USA suggested the use of the Pigovian tax to soften the impact inflicted by private enterprises.
Afghanistan pulls everyone's feet back to the ground and reminds them that this is not simply a matter of money, therefore further sanctions and penalisations should be developed to face this.
Congo brought up the idea of creating a brotherhood, a union that would protect the vulnerable countries in Africa and Asia from the west.
Nigeria provided another solution: tackling the problem from within the enterprises' countries of origin to minimise the damage.
In conclusion, a lot of bitterness, a lot of disdain for the west became apparent in the committee and not without logical reasoning, however, if the affected countries wish to shake off the human loss in this matter, they would have to also be stricter about their own rules and protect their people better.

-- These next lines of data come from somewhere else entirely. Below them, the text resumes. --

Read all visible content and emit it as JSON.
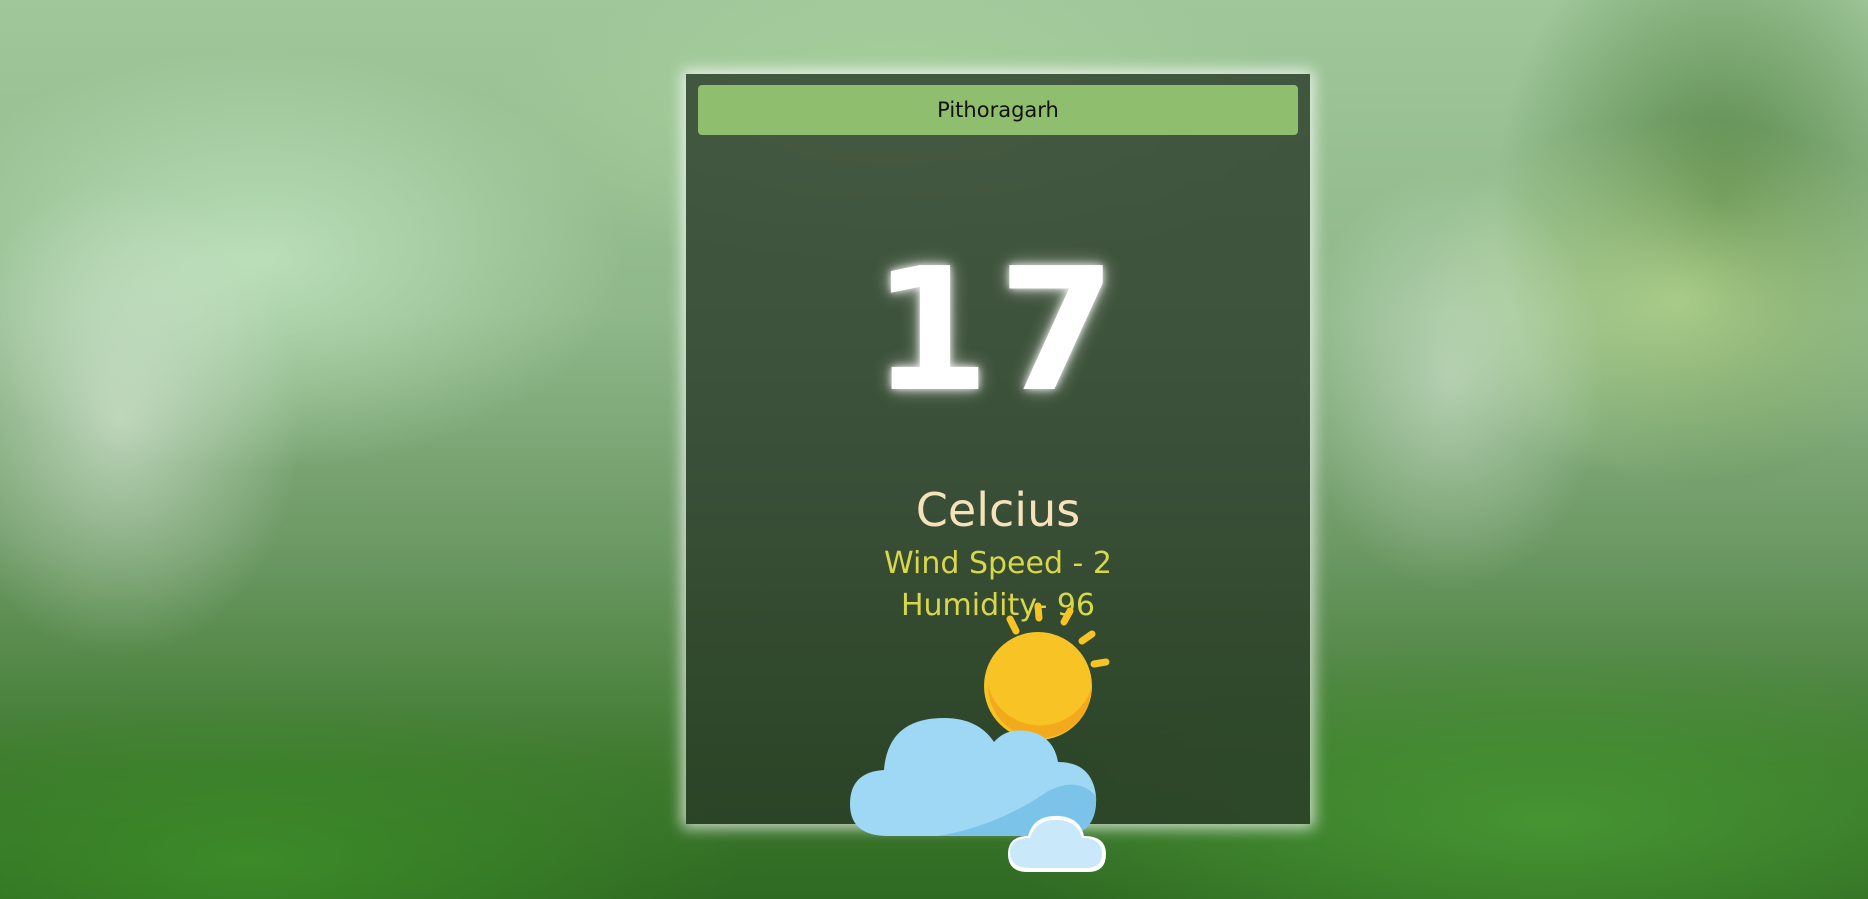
{
  "city": {
    "value": "Pithoragarh"
  },
  "weather": {
    "temperature": "17",
    "unit": "Celcius",
    "wind_speed": "Wind Speed - 2",
    "humidity": "Humidity- 96",
    "icon": "partly-cloudy-icon"
  },
  "colors": {
    "input_background": "#8fbf6e",
    "card_background": "#28372680",
    "unit_text": "#f6e1b8",
    "details_text": "#d8d64a",
    "sun": "#f7c325",
    "cloud": "#9fd8f5"
  }
}
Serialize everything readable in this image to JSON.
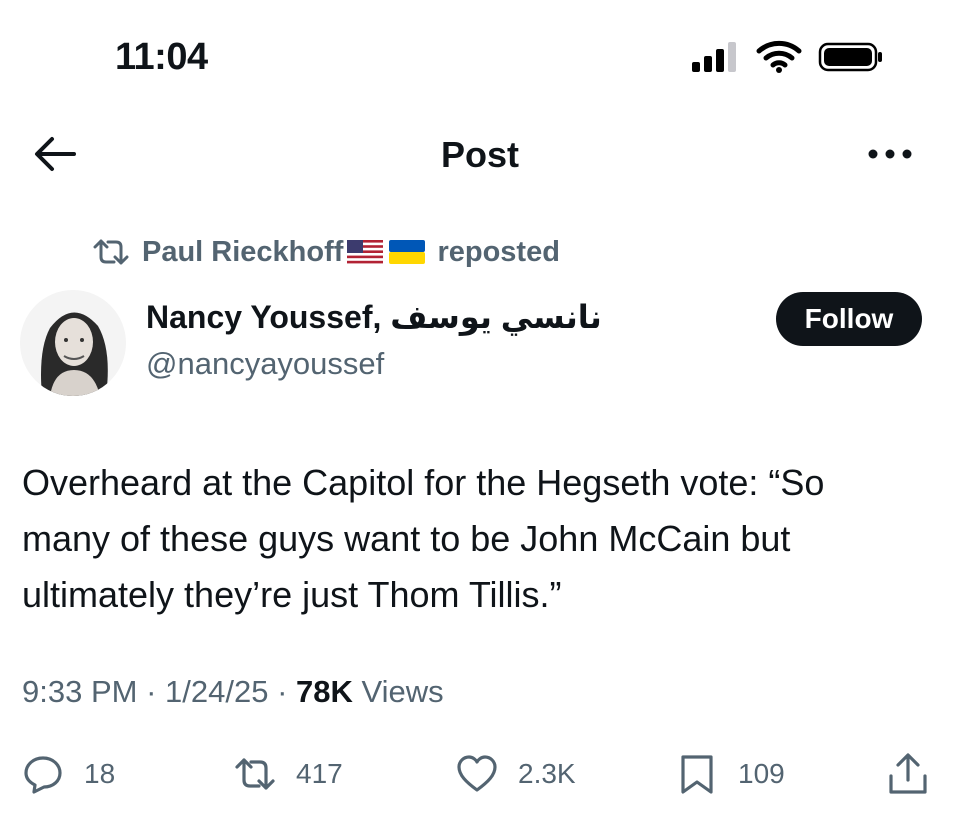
{
  "status_bar": {
    "time": "11:04"
  },
  "header": {
    "title": "Post"
  },
  "repost": {
    "name": "Paul Rieckhoff",
    "suffix": "reposted"
  },
  "author": {
    "display_name": "Nancy Youssef, نانسي يوسف",
    "handle": "@nancyayoussef",
    "follow_label": "Follow"
  },
  "tweet": {
    "line1": "Overheard at the Capitol for the Hegseth vote: “So",
    "line2": "many of these guys want to be John McCain but",
    "line3": "ultimately they’re just Thom Tillis.”"
  },
  "meta": {
    "time": "9:33 PM",
    "date": "1/24/25",
    "views_count": "78K",
    "views_label": "Views"
  },
  "actions": {
    "replies": "18",
    "reposts": "417",
    "likes": "2.3K",
    "bookmarks": "109"
  },
  "icons": [
    "back-arrow-icon",
    "more-icon",
    "repost-icon",
    "us-flag-icon",
    "ukraine-flag-icon",
    "reply-icon",
    "like-icon",
    "bookmark-icon",
    "share-icon",
    "signal-icon",
    "wifi-icon",
    "battery-icon"
  ],
  "colors": {
    "text": "#0f1419",
    "secondary": "#536471",
    "follow_bg": "#0f1419"
  }
}
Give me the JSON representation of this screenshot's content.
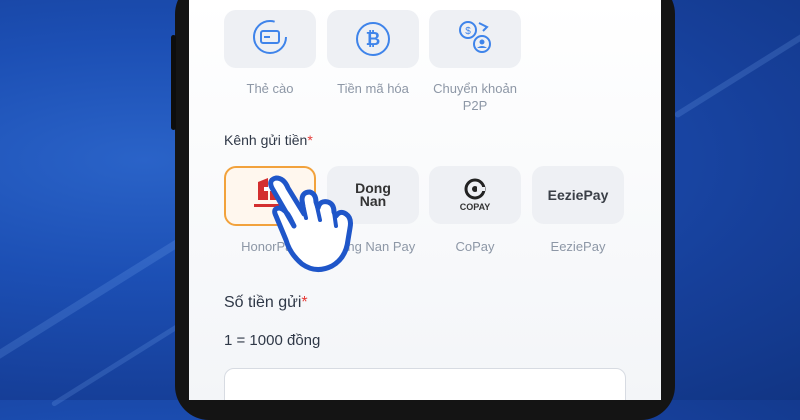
{
  "methods": [
    {
      "label": "Thẻ cào",
      "icon": "card-refresh-icon"
    },
    {
      "label": "Tiền mã hóa",
      "icon": "bitcoin-icon"
    },
    {
      "label": "Chuyển khoản P2P",
      "icon": "p2p-transfer-icon"
    }
  ],
  "channel_section": {
    "title": "Kênh gửi tiền",
    "required_mark": "*"
  },
  "channels": [
    {
      "label": "HonorPay",
      "logo": "HONOR PAY",
      "selected": true
    },
    {
      "label": "Dong Nan Pay",
      "logo": "Dong Nan",
      "selected": false
    },
    {
      "label": "CoPay",
      "logo": "COPAY",
      "selected": false
    },
    {
      "label": "EeziePay",
      "logo": "EeziePay",
      "selected": false
    }
  ],
  "amount_section": {
    "title": "Số tiền gửi",
    "required_mark": "*",
    "rate": "1 = 1000 đồng"
  },
  "colors": {
    "accent": "#3f84ea",
    "selected_border": "#f2a23c",
    "required": "#e53935",
    "background": "#1c4fb4"
  }
}
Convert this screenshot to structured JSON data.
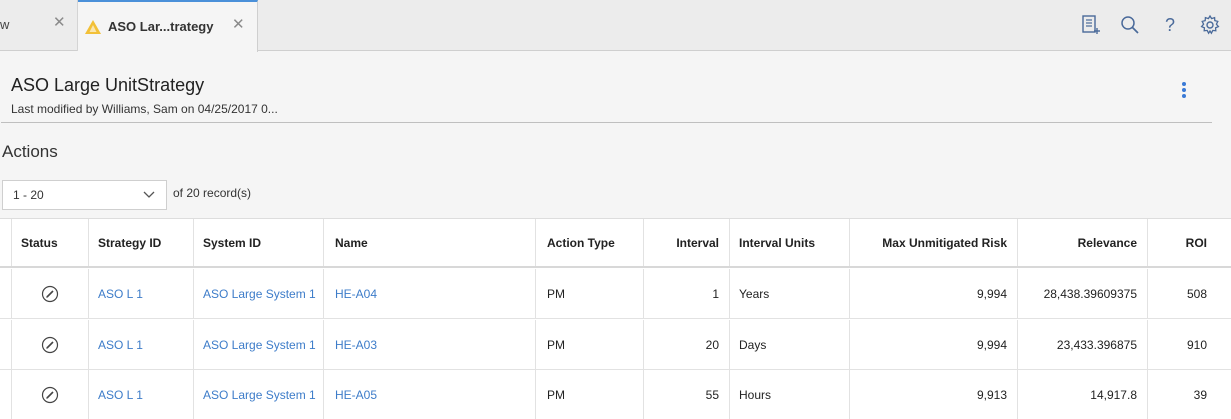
{
  "tabs": {
    "prev_label": "w",
    "active_label": "ASO Lar...trategy"
  },
  "toolbar": {
    "icons": [
      "add-record-icon",
      "search-icon",
      "help-icon",
      "settings-icon"
    ]
  },
  "header": {
    "title": "ASO Large UnitStrategy",
    "subtitle": "Last modified by Williams, Sam on 04/25/2017 0..."
  },
  "section": {
    "title": "Actions"
  },
  "pager": {
    "selected": "1 - 20",
    "records": "of 20 record(s)"
  },
  "table": {
    "columns": [
      "Status",
      "Strategy ID",
      "System ID",
      "Name",
      "Action Type",
      "Interval",
      "Interval Units",
      "Max Unmitigated Risk",
      "Relevance",
      "ROI"
    ],
    "rows": [
      {
        "strategy_id": "ASO L 1",
        "system_id": "ASO Large System 1",
        "name": "HE-A04",
        "action_type": "PM",
        "interval": "1",
        "interval_units": "Years",
        "max_risk": "9,994",
        "relevance": "28,438.39609375",
        "roi": "508"
      },
      {
        "strategy_id": "ASO L 1",
        "system_id": "ASO Large System 1",
        "name": "HE-A03",
        "action_type": "PM",
        "interval": "20",
        "interval_units": "Days",
        "max_risk": "9,994",
        "relevance": "23,433.396875",
        "roi": "910"
      },
      {
        "strategy_id": "ASO L 1",
        "system_id": "ASO Large System 1",
        "name": "HE-A05",
        "action_type": "PM",
        "interval": "55",
        "interval_units": "Hours",
        "max_risk": "9,913",
        "relevance": "14,917.8",
        "roi": "39"
      }
    ]
  },
  "colors": {
    "accent": "#3a7ad6",
    "link": "#3d7cc9",
    "warning": "#f2c037"
  }
}
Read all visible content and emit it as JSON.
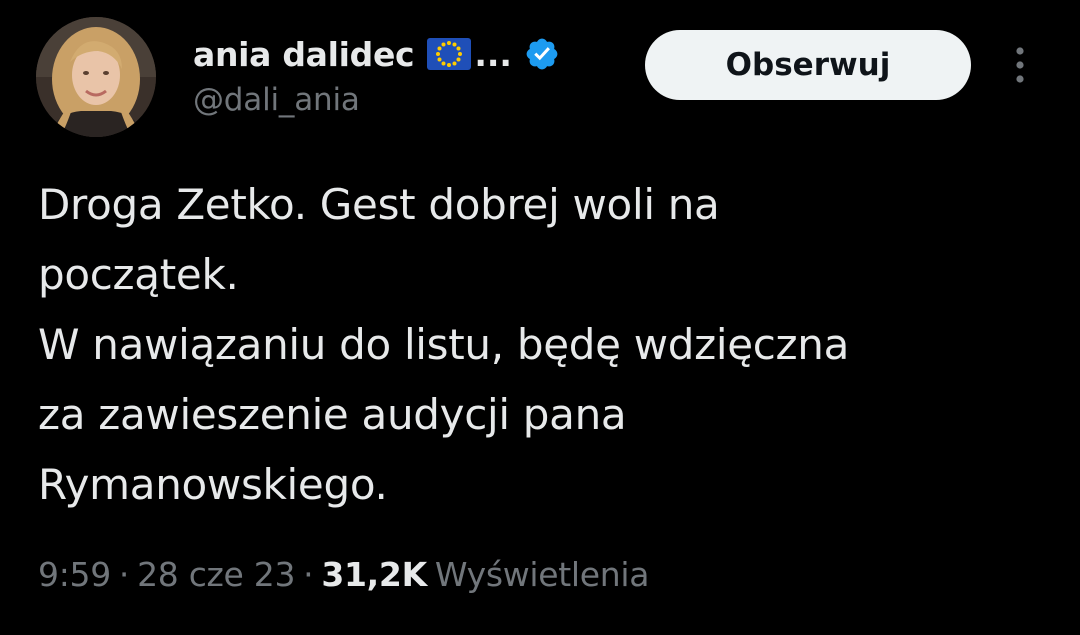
{
  "author": {
    "display_name": "ania dalidec",
    "flag_icon": "eu-flag-icon",
    "truncation": "...",
    "verified_icon": "verified-badge-icon",
    "handle": "@dali_ania"
  },
  "actions": {
    "follow_label": "Obserwuj",
    "more_icon": "more-vertical-icon"
  },
  "tweet": {
    "lines": [
      "Droga Zetko. Gest dobrej woli na",
      "początek.",
      "W nawiązaniu do listu, będę wdzięczna",
      "za zawieszenie audycji pana",
      "Rymanowskiego."
    ]
  },
  "meta": {
    "time": "9:59",
    "separator": "·",
    "date": "28 cze 23",
    "views_count": "31,2K",
    "views_label": "Wyświetlenia"
  },
  "colors": {
    "background": "#000000",
    "text_primary": "#e7e9ea",
    "text_secondary": "#71767b",
    "verified_blue": "#1d9bf0",
    "follow_bg": "#eff3f4"
  }
}
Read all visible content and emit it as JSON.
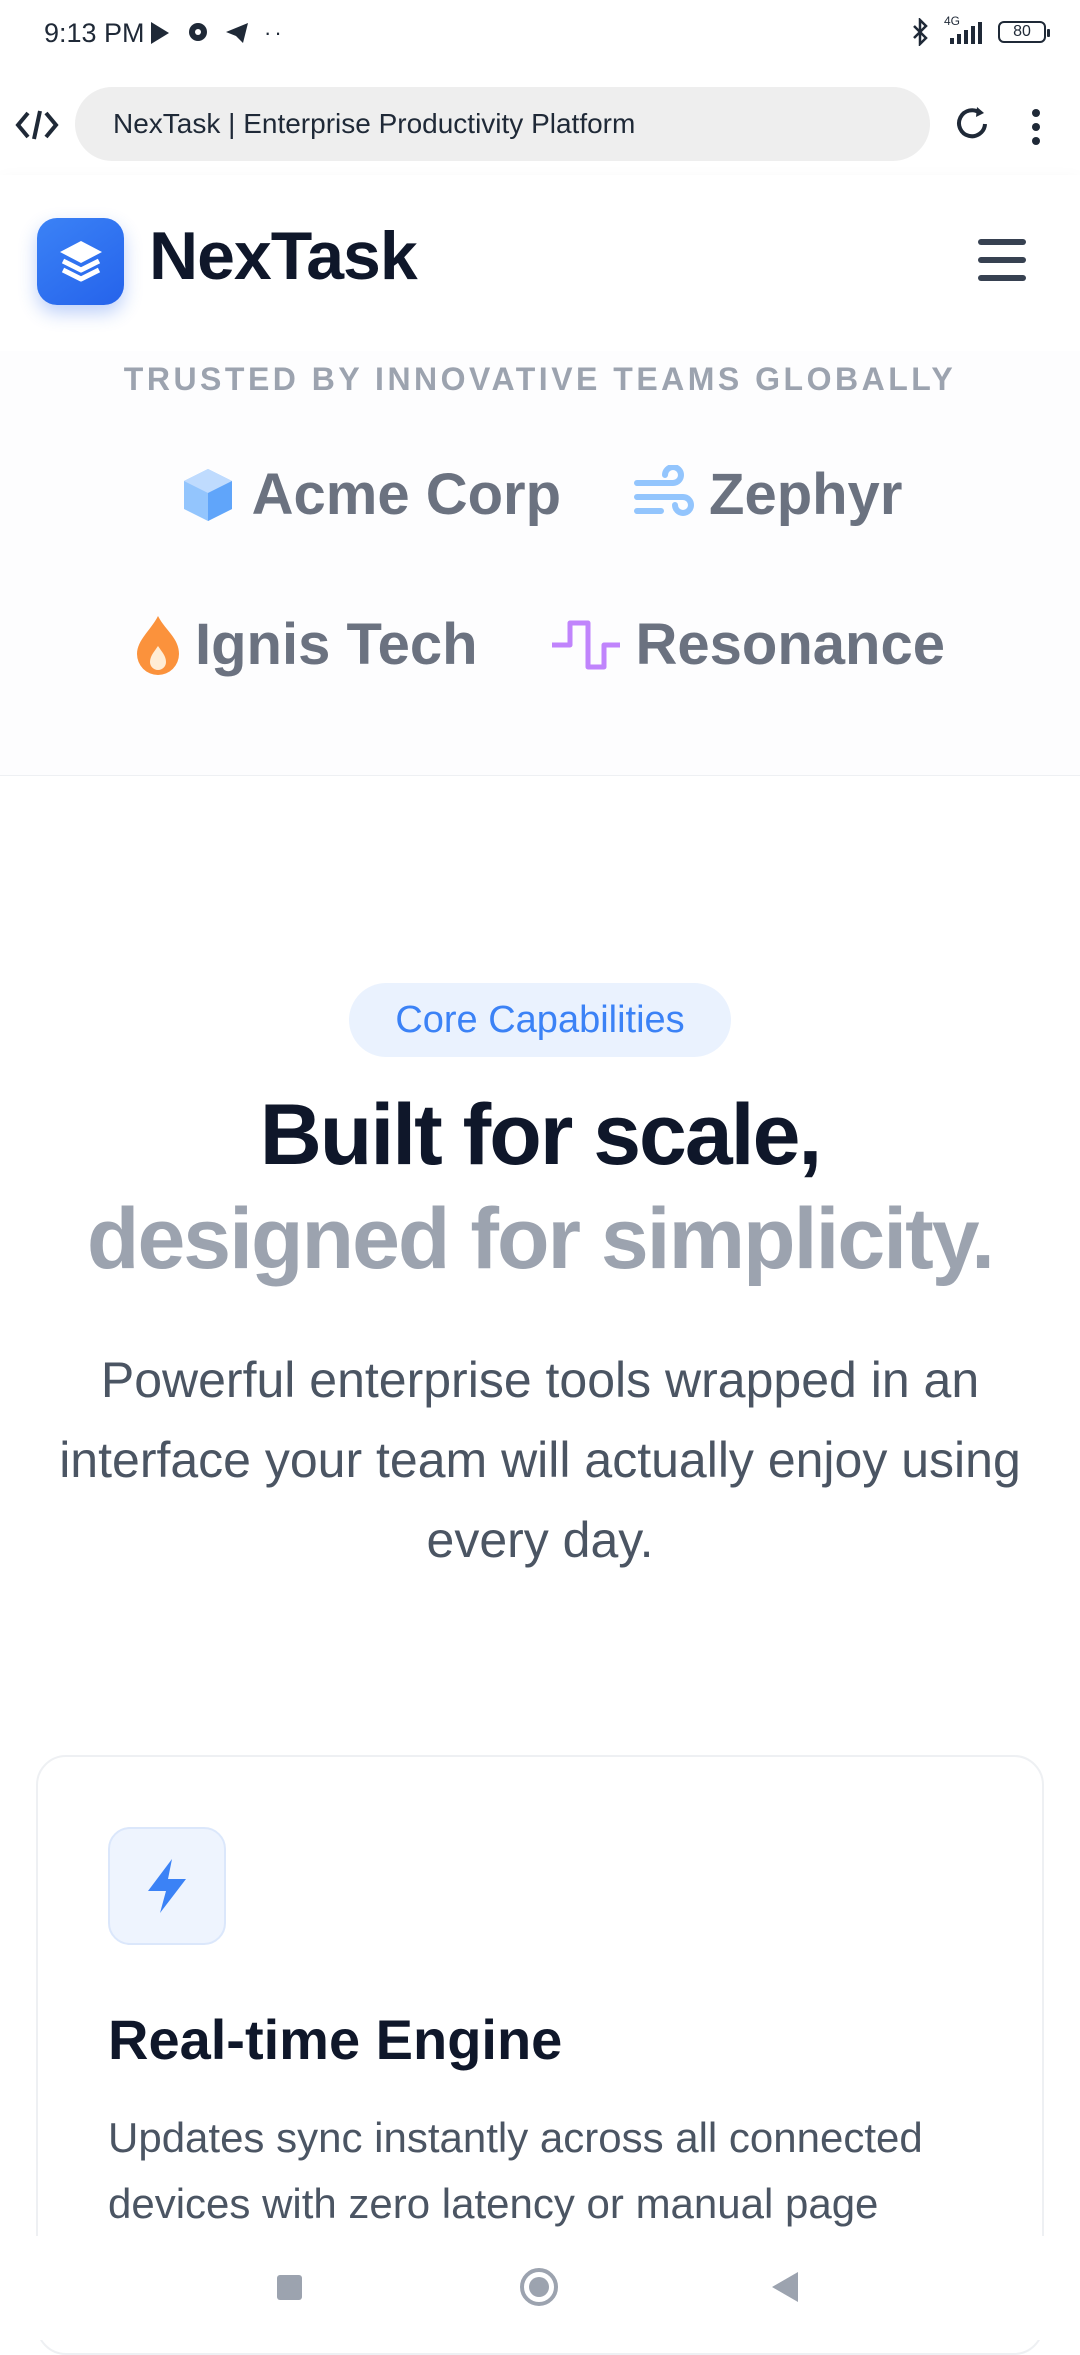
{
  "status_bar": {
    "time": "9:13 PM",
    "network": "4G",
    "battery": "80"
  },
  "browser": {
    "url_title": "NexTask | Enterprise Productivity Platform"
  },
  "header": {
    "brand": "NexTask"
  },
  "trusted": {
    "heading": "TRUSTED BY INNOVATIVE TEAMS GLOBALLY",
    "brands": [
      {
        "name": "Acme Corp",
        "icon": "cube-icon",
        "color": "#60a5fa"
      },
      {
        "name": "Zephyr",
        "icon": "wind-icon",
        "color": "#93c5fd"
      },
      {
        "name": "Ignis Tech",
        "icon": "flame-icon",
        "color": "#fb923c"
      },
      {
        "name": "Resonance",
        "icon": "pulse-icon",
        "color": "#c084fc"
      }
    ]
  },
  "features": {
    "badge": "Core Capabilities",
    "headline_line1": "Built for scale,",
    "headline_line2": "designed for simplicity.",
    "subtext": "Powerful enterprise tools wrapped in an interface your team will actually enjoy using every day.",
    "cards": [
      {
        "icon": "lightning-icon",
        "title": "Real-time Engine",
        "description": "Updates sync instantly across all connected devices with zero latency or manual page"
      }
    ]
  },
  "colors": {
    "accent": "#3b82f6",
    "text_dark": "#0f172a",
    "text_muted": "#9ca3af"
  }
}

The committee was ready to tackle yet another very important and finally, practical caucus: Measures to combat human trafficking.
Sweden listed the influence of several factors in this matter: inequality, poverty and discrimination. And who else fights for equality more than Sweden? In 2007 programs were launched to help the refugees integrate better (find jobs and courses) and to Sweden, immigration is not a problem but a force. Thanks to including new additions in the legislation regarding prostitution in 1999, the issue has gone down 66% since.
USA added an interesting idea: the creation of a common fund, so other less fortunate countries could afford to take the necessary measures.
Japan requested more regional commitment and less global approach, so every country could adapt to their own reality and circumstances and the enforcement of the borders between neighbouring countries. Congo, however, disagreed with this statement and pointed out that different countries would handle things different and some countries could not be able to address the issues as well as others.
Germany provided three steps of action: sentencing the perpetrators, empower the victims and work with third parties. In their opinion, stricter border laws would make victims even more vulnerable.
A few countries expressed the need for the problem to be attacked from inside the country and catch it in its inception by educating their people, creating laws that highlight the difference between migrant smuggling and human trafficking and the dire need for supervision in order for the laws to be correctly implemented in their full potential.
USA suggested the restriction of passports belonging to people with criminal history in sex offenses.
Many countries agreed on increasing the number of border police, making the sentences even more severe, reducing the military presence in their countries, concentration on victm integration, backing up America's idea of launching a fund, the creation of international standards and separate, independent commissions which would control the functionality of said standards, monitoring the Internet data, creating more shelters
The next caucus focused on the topic of sex tourism and its inclusion as a definition by the UN.
Brazil and Russia agreed on the need to stop the crises at its core – the clients from rich countries.
Border control was opened as another topic of discussion and the creation of minimal standards (USA), empowering women (India), organisation in African countries to control the borders but be regulated by Scandinavian countries and Saudi Arabia, treating every country's borders as an equally important matter (Russia), Brazil's desire to strengthen the Triple Frontier.
The lobby, unmoderated caucus and random negotiations between the delegates were enthusiastic and very extensive – large groups were gathered around the Russian, American and the African representatives.
Keep tuned to find out more about the agreements shaped by the countries and their objectives; only mere outlines were gathered today, so why spoil the surprise and not wait until the culmination of these alliances?